> [What to do] Your job is to return every line in the data holding the string "browser".

> [Entries provided]

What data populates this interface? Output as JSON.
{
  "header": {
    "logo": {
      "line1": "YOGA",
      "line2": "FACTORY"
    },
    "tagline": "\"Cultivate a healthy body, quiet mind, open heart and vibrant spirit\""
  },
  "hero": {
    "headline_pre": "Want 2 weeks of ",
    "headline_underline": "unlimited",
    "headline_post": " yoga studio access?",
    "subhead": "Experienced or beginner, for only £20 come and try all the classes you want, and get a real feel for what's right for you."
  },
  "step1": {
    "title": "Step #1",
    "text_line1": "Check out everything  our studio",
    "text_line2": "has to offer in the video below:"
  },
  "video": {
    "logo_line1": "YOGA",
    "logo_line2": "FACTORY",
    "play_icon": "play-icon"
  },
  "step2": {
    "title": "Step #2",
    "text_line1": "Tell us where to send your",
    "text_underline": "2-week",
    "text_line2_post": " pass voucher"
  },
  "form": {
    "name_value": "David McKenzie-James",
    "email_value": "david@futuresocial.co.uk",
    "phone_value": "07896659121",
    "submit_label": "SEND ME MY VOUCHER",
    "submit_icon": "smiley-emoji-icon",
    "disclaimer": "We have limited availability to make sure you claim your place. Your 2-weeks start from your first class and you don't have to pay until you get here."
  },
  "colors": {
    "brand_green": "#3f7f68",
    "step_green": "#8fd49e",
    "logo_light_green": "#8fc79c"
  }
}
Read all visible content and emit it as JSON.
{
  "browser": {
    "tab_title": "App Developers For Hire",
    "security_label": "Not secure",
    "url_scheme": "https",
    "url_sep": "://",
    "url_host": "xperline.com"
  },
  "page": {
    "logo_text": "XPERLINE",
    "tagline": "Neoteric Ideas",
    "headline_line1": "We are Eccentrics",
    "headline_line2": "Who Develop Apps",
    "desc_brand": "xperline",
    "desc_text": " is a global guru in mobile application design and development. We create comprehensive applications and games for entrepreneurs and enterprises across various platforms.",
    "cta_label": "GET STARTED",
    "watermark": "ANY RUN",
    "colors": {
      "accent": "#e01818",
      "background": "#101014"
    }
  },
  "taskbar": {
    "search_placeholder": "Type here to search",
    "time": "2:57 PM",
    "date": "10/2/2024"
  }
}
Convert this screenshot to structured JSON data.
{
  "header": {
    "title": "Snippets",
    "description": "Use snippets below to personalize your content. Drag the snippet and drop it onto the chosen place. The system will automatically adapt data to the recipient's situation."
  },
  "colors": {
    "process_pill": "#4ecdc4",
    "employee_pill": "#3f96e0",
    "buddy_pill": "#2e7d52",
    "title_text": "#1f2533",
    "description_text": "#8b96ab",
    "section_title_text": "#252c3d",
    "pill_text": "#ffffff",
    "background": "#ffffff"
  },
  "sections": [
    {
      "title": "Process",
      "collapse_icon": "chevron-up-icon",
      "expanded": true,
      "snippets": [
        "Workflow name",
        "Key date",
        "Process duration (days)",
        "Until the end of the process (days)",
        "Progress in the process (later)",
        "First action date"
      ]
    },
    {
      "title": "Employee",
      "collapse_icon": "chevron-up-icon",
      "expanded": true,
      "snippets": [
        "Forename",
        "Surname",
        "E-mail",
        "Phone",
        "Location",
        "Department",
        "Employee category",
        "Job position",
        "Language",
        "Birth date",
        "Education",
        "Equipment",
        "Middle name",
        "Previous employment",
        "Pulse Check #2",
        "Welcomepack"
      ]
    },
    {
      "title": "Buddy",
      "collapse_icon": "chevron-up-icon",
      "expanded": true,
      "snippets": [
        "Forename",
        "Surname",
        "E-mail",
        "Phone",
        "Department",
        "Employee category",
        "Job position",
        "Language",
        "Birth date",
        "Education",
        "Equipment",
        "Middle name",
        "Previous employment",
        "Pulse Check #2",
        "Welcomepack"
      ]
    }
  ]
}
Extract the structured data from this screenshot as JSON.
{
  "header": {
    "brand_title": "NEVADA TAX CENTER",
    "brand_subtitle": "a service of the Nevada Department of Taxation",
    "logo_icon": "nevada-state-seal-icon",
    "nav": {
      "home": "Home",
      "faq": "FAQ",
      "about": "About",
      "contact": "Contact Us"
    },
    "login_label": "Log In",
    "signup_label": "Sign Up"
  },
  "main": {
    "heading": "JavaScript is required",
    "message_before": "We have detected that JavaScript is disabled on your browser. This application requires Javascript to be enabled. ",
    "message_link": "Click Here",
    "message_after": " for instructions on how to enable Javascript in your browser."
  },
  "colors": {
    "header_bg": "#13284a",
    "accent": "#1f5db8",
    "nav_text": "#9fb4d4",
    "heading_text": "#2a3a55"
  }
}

> [Solution to the problem]
  "browser": {
    "message_before": "We have detected that JavaScript is disabled on your browser. This application requires Javascript to be enabled. ",
    "message_after": " for instructions on how to enable Javascript in your browser."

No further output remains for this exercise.